• Entries supplied:

========

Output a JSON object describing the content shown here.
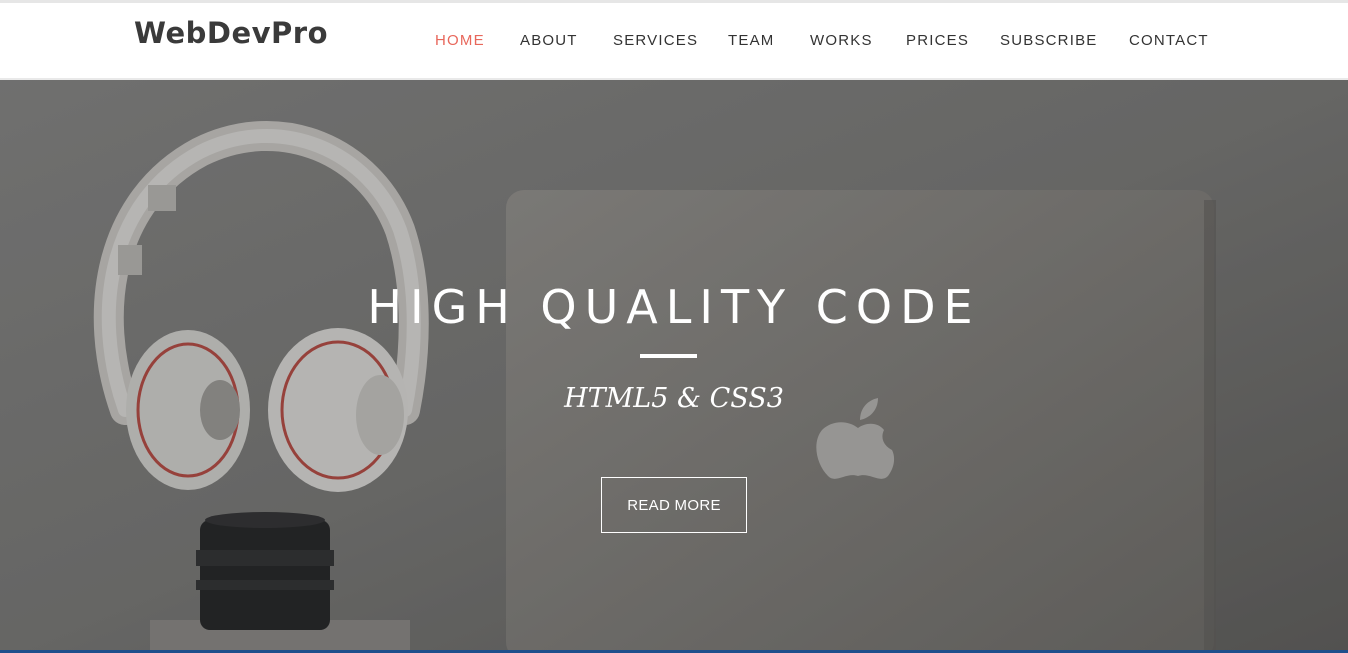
{
  "header": {
    "brand": "WebDevPro",
    "nav": [
      {
        "label": "HOME",
        "active": true
      },
      {
        "label": "ABOUT"
      },
      {
        "label": "SERVICES"
      },
      {
        "label": "TEAM"
      },
      {
        "label": "WORKS"
      },
      {
        "label": "PRICES"
      },
      {
        "label": "SUBSCRIBE"
      },
      {
        "label": "CONTACT"
      }
    ]
  },
  "hero": {
    "title": "HIGH QUALITY CODE",
    "subtitle": "HTML5 & CSS3",
    "button_label": "READ MORE"
  },
  "colors": {
    "accent": "#e8675b",
    "nav_text": "#333333",
    "brand_text": "#3a3a3a",
    "bottom_bar": "#1f4f8c"
  },
  "icons": {
    "hero_image": "headphones-camera-laptop-photo",
    "laptop_logo": "apple-logo-icon"
  }
}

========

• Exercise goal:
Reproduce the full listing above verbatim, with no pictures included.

• Exercise solution:
Output a JSON object describing the content shown here.
{
  "header": {
    "brand": "WebDevPro",
    "nav": [
      {
        "label": "HOME",
        "active": true
      },
      {
        "label": "ABOUT"
      },
      {
        "label": "SERVICES"
      },
      {
        "label": "TEAM"
      },
      {
        "label": "WORKS"
      },
      {
        "label": "PRICES"
      },
      {
        "label": "SUBSCRIBE"
      },
      {
        "label": "CONTACT"
      }
    ]
  },
  "hero": {
    "title": "HIGH QUALITY CODE",
    "subtitle": "HTML5 & CSS3",
    "button_label": "READ MORE"
  },
  "colors": {
    "accent": "#e8675b",
    "nav_text": "#333333",
    "brand_text": "#3a3a3a",
    "bottom_bar": "#1f4f8c"
  },
  "icons": {
    "hero_image": "headphones-camera-laptop-photo",
    "laptop_logo": "apple-logo-icon"
  }
}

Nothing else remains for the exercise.